Items from an interface collection:
******

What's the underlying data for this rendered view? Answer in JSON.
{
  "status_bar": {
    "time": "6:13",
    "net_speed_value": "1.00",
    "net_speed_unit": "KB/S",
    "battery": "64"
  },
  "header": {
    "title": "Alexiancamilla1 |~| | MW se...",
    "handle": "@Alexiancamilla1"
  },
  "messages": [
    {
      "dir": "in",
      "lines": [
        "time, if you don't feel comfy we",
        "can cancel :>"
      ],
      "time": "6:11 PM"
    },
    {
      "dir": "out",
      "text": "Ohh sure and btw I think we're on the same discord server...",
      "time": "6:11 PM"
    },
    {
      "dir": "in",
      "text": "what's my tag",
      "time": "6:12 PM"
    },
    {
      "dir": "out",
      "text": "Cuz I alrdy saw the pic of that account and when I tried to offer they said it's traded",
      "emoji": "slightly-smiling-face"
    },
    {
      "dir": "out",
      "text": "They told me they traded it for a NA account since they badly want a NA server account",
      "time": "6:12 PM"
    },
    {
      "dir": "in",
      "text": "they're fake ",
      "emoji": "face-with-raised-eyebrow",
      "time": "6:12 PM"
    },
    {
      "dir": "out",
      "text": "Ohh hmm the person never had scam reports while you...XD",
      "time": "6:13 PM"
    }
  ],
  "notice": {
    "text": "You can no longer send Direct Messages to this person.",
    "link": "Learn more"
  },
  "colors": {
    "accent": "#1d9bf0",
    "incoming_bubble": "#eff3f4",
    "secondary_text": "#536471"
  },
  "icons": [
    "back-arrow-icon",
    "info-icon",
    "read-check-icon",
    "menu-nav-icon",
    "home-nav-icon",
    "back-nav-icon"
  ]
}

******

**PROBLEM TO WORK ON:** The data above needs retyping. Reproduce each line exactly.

**SOLVED EXERCISE:**
What's the underlying data for this rendered view? Answer in JSON.
{
  "status_bar": {
    "time": "6:13",
    "net_speed_value": "1.00",
    "net_speed_unit": "KB/S",
    "battery": "64"
  },
  "header": {
    "title": "Alexiancamilla1 |~| | MW se...",
    "handle": "@Alexiancamilla1"
  },
  "messages": [
    {
      "dir": "in",
      "lines": [
        "time, if you don't feel comfy we",
        "can cancel :>"
      ],
      "time": "6:11 PM"
    },
    {
      "dir": "out",
      "text": "Ohh sure and btw I think we're on the same discord server...",
      "time": "6:11 PM"
    },
    {
      "dir": "in",
      "text": "what's my tag",
      "time": "6:12 PM"
    },
    {
      "dir": "out",
      "text": "Cuz I alrdy saw the pic of that account and when I tried to offer they said it's traded",
      "emoji": "slightly-smiling-face"
    },
    {
      "dir": "out",
      "text": "They told me they traded it for a NA account since they badly want a NA server account",
      "time": "6:12 PM"
    },
    {
      "dir": "in",
      "text": "they're fake ",
      "emoji": "face-with-raised-eyebrow",
      "time": "6:12 PM"
    },
    {
      "dir": "out",
      "text": "Ohh hmm the person never had scam reports while you...XD",
      "time": "6:13 PM"
    }
  ],
  "notice": {
    "text": "You can no longer send Direct Messages to this person.",
    "link": "Learn more"
  },
  "colors": {
    "accent": "#1d9bf0",
    "incoming_bubble": "#eff3f4",
    "secondary_text": "#536471"
  },
  "icons": [
    "back-arrow-icon",
    "info-icon",
    "read-check-icon",
    "menu-nav-icon",
    "home-nav-icon",
    "back-nav-icon"
  ]
}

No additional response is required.